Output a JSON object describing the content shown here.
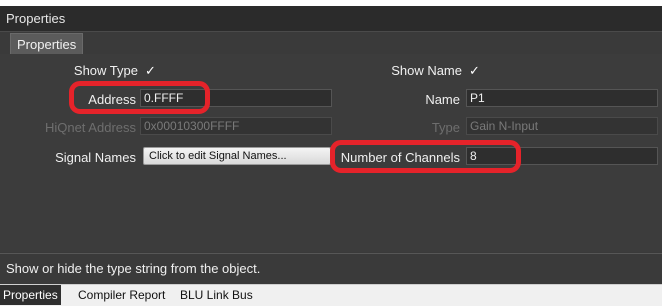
{
  "window": {
    "title": "Properties"
  },
  "tabs": {
    "active": "Properties"
  },
  "props": {
    "show_type_label": "Show Type",
    "show_type_check": "✓",
    "show_name_label": "Show Name",
    "show_name_check": "✓",
    "address_label": "Address",
    "address_value": "0.FFFF",
    "name_label": "Name",
    "name_value": "P1",
    "hiqnet_label": "HiQnet Address",
    "hiqnet_value": "0x00010300FFFF",
    "type_label": "Type",
    "type_value": "Gain N-Input",
    "signal_names_label": "Signal Names",
    "signal_names_button": "Click to edit Signal Names...",
    "channels_label": "Number of Channels",
    "channels_value": "8"
  },
  "status": {
    "text": "Show or hide the type string from the object."
  },
  "bottom_tabs": [
    "Properties",
    "Compiler Report",
    "BLU Link Bus"
  ],
  "colors": {
    "highlight": "#e5232a",
    "panel": "#3c3c3c"
  }
}
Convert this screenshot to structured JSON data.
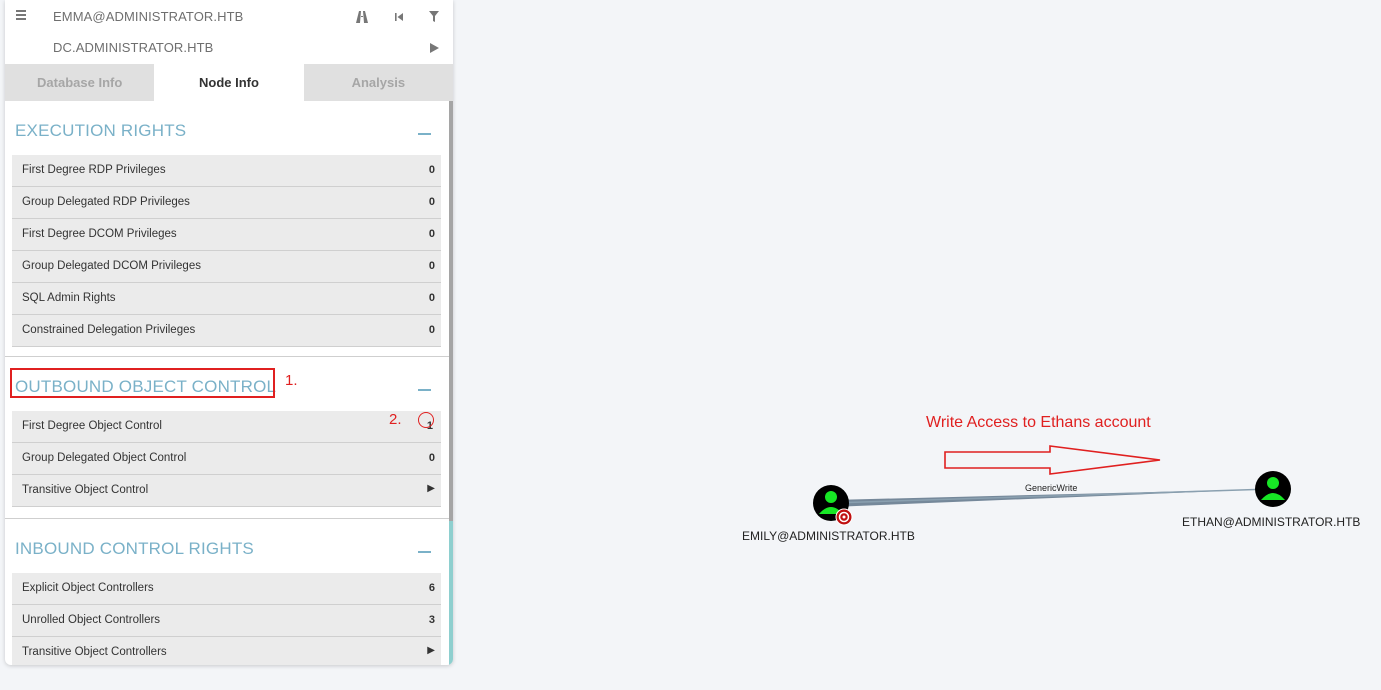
{
  "search": {
    "start_node": "EMMA@ADMINISTRATOR.HTB",
    "end_node": "DC.ADMINISTRATOR.HTB"
  },
  "tabs": [
    {
      "label": "Database Info",
      "active": false
    },
    {
      "label": "Node Info",
      "active": true
    },
    {
      "label": "Analysis",
      "active": false
    }
  ],
  "sections": {
    "execution": {
      "title": "EXECUTION RIGHTS",
      "rows": [
        {
          "label": "First Degree RDP Privileges",
          "value": "0"
        },
        {
          "label": "Group Delegated RDP Privileges",
          "value": "0"
        },
        {
          "label": "First Degree DCOM Privileges",
          "value": "0"
        },
        {
          "label": "Group Delegated DCOM Privileges",
          "value": "0"
        },
        {
          "label": "SQL Admin Rights",
          "value": "0"
        },
        {
          "label": "Constrained Delegation Privileges",
          "value": "0"
        }
      ]
    },
    "outbound": {
      "title": "OUTBOUND OBJECT CONTROL",
      "rows": [
        {
          "label": "First Degree Object Control",
          "value": "1"
        },
        {
          "label": "Group Delegated Object Control",
          "value": "0"
        },
        {
          "label": "Transitive Object Control",
          "value": ""
        }
      ]
    },
    "inbound": {
      "title": "INBOUND CONTROL RIGHTS",
      "rows": [
        {
          "label": "Explicit Object Controllers",
          "value": "6"
        },
        {
          "label": "Unrolled Object Controllers",
          "value": "3"
        },
        {
          "label": "Transitive Object Controllers",
          "value": ""
        }
      ]
    }
  },
  "annotations": {
    "step1": "1.",
    "step2": "2.",
    "graph_note": "Write Access to Ethans account"
  },
  "graph": {
    "source_node": "EMILY@ADMINISTRATOR.HTB",
    "target_node": "ETHAN@ADMINISTRATOR.HTB",
    "edge_label": "GenericWrite"
  },
  "colors": {
    "accent": "#7ab1c8",
    "annotation": "#e02020",
    "node_user": "#17e625",
    "edge": "#8295a3"
  }
}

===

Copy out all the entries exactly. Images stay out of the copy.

SOLUTION FOR THIS EXERCISE |
Output a JSON object describing the content shown here.
{
  "window": {
    "title": "Properties"
  },
  "tabs": {
    "active": "Properties"
  },
  "props": {
    "show_type_label": "Show Type",
    "show_type_check": "✓",
    "show_name_label": "Show Name",
    "show_name_check": "✓",
    "address_label": "Address",
    "address_value": "0.FFFF",
    "name_label": "Name",
    "name_value": "P1",
    "hiqnet_label": "HiQnet Address",
    "hiqnet_value": "0x00010300FFFF",
    "type_label": "Type",
    "type_value": "Gain N-Input",
    "signal_names_label": "Signal Names",
    "signal_names_button": "Click to edit Signal Names...",
    "channels_label": "Number of Channels",
    "channels_value": "8"
  },
  "status": {
    "text": "Show or hide the type string from the object."
  },
  "bottom_tabs": [
    "Properties",
    "Compiler Report",
    "BLU Link Bus"
  ],
  "colors": {
    "highlight": "#e5232a",
    "panel": "#3c3c3c"
  }
}
Convert this screenshot to structured JSON data.
{
  "search": {
    "start_node": "EMMA@ADMINISTRATOR.HTB",
    "end_node": "DC.ADMINISTRATOR.HTB"
  },
  "tabs": [
    {
      "label": "Database Info",
      "active": false
    },
    {
      "label": "Node Info",
      "active": true
    },
    {
      "label": "Analysis",
      "active": false
    }
  ],
  "sections": {
    "execution": {
      "title": "EXECUTION RIGHTS",
      "rows": [
        {
          "label": "First Degree RDP Privileges",
          "value": "0"
        },
        {
          "label": "Group Delegated RDP Privileges",
          "value": "0"
        },
        {
          "label": "First Degree DCOM Privileges",
          "value": "0"
        },
        {
          "label": "Group Delegated DCOM Privileges",
          "value": "0"
        },
        {
          "label": "SQL Admin Rights",
          "value": "0"
        },
        {
          "label": "Constrained Delegation Privileges",
          "value": "0"
        }
      ]
    },
    "outbound": {
      "title": "OUTBOUND OBJECT CONTROL",
      "rows": [
        {
          "label": "First Degree Object Control",
          "value": "1"
        },
        {
          "label": "Group Delegated Object Control",
          "value": "0"
        },
        {
          "label": "Transitive Object Control",
          "value": ""
        }
      ]
    },
    "inbound": {
      "title": "INBOUND CONTROL RIGHTS",
      "rows": [
        {
          "label": "Explicit Object Controllers",
          "value": "6"
        },
        {
          "label": "Unrolled Object Controllers",
          "value": "3"
        },
        {
          "label": "Transitive Object Controllers",
          "value": ""
        }
      ]
    }
  },
  "annotations": {
    "step1": "1.",
    "step2": "2.",
    "graph_note": "Write Access to Ethans account"
  },
  "graph": {
    "source_node": "EMILY@ADMINISTRATOR.HTB",
    "target_node": "ETHAN@ADMINISTRATOR.HTB",
    "edge_label": "GenericWrite"
  },
  "colors": {
    "accent": "#7ab1c8",
    "annotation": "#e02020",
    "node_user": "#17e625",
    "edge": "#8295a3"
  }
}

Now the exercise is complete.